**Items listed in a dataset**
++++++++++++++++++++

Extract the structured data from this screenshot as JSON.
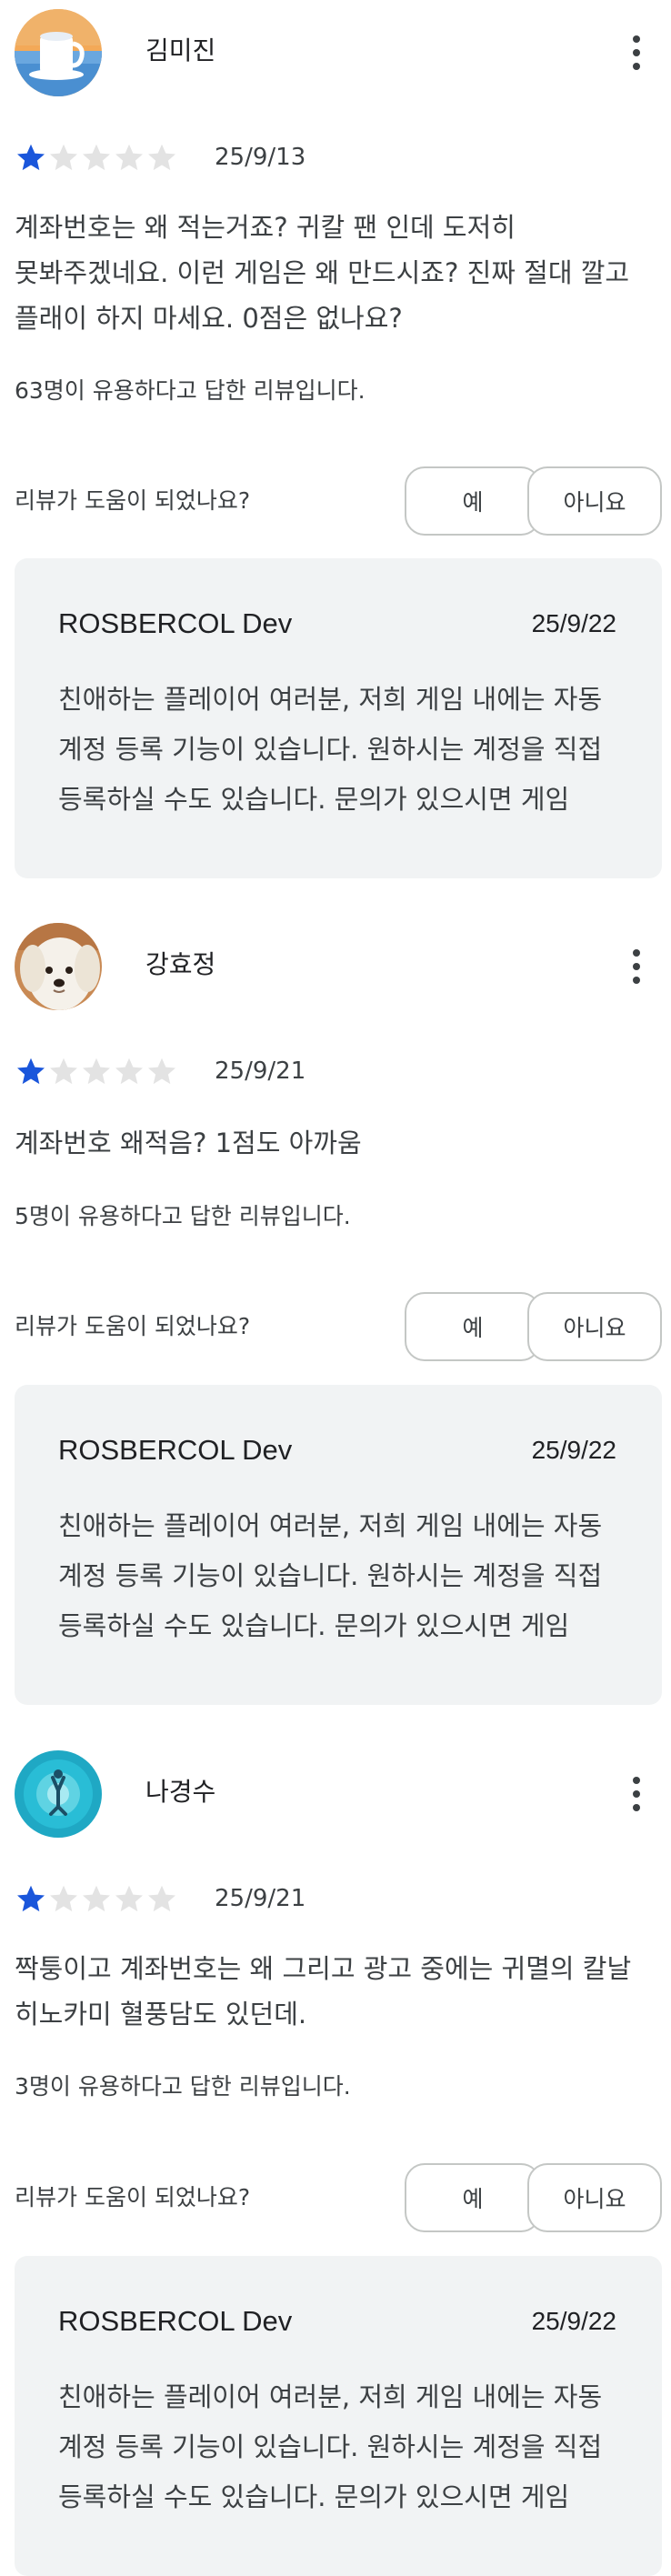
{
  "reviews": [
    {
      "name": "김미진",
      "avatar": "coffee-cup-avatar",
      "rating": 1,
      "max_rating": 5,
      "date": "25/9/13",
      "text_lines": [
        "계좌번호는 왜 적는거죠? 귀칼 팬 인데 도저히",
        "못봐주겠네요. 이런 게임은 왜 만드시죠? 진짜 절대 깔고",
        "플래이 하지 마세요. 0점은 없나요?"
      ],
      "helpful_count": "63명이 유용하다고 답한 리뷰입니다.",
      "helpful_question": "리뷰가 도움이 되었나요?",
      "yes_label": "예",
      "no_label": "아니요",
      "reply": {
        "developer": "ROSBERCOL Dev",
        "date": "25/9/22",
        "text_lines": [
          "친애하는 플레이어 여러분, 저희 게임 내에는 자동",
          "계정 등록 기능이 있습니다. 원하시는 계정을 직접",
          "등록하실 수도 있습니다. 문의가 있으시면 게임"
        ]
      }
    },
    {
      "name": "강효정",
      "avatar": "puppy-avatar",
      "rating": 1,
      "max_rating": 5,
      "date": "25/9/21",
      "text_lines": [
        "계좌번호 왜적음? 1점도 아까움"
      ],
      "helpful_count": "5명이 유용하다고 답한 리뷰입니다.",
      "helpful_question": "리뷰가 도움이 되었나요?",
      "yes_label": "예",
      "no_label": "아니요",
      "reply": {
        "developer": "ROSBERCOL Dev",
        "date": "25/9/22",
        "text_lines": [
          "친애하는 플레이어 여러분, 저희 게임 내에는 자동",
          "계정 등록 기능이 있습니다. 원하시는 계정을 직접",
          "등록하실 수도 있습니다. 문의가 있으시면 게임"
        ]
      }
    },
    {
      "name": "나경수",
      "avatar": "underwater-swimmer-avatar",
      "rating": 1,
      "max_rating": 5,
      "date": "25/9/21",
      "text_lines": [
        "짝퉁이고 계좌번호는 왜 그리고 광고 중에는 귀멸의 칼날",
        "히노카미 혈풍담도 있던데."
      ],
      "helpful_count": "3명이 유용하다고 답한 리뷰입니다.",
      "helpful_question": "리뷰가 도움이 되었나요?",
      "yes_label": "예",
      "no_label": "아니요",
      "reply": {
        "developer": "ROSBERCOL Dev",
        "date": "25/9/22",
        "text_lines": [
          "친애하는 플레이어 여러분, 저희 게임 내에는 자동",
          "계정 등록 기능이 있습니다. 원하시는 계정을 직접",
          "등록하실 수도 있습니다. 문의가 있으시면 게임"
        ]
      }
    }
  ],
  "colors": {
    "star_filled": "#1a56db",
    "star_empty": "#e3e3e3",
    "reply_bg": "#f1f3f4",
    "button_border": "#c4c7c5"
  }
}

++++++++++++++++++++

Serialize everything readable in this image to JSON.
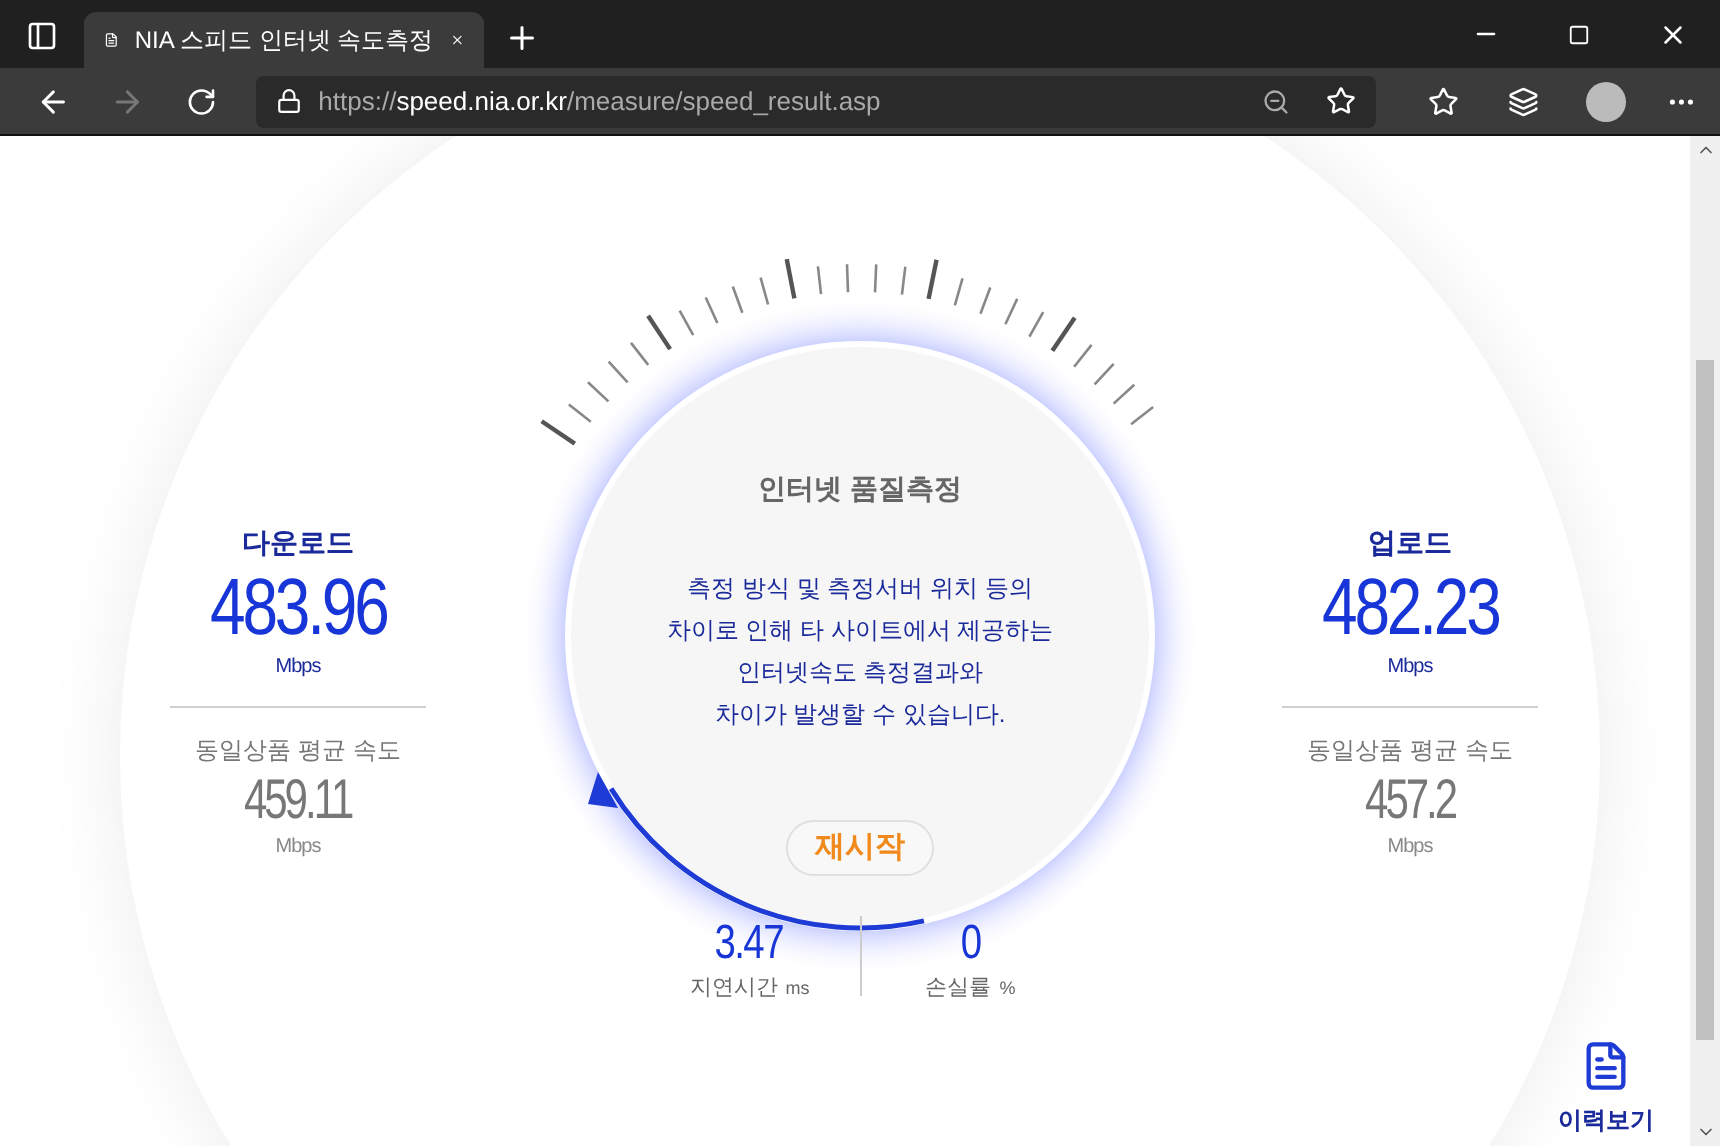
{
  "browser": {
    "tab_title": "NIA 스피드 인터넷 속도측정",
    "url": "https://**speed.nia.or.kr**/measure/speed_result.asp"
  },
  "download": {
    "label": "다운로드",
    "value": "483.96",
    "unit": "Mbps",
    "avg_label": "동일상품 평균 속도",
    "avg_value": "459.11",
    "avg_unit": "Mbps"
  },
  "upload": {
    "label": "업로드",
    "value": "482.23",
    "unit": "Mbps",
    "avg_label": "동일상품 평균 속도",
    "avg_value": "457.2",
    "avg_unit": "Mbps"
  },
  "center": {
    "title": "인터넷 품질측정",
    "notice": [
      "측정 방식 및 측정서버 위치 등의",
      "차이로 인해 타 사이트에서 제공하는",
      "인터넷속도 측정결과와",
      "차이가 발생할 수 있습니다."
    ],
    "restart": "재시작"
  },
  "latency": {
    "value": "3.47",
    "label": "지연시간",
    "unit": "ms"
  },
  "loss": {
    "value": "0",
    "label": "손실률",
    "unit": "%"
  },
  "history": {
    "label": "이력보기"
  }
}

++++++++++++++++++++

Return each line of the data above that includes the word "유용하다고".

      "helpful_count": "63명이 유용하다고 답한 리뷰입니다.",
      "helpful_count": "5명이 유용하다고 답한 리뷰입니다.",
      "helpful_count": "3명이 유용하다고 답한 리뷰입니다.",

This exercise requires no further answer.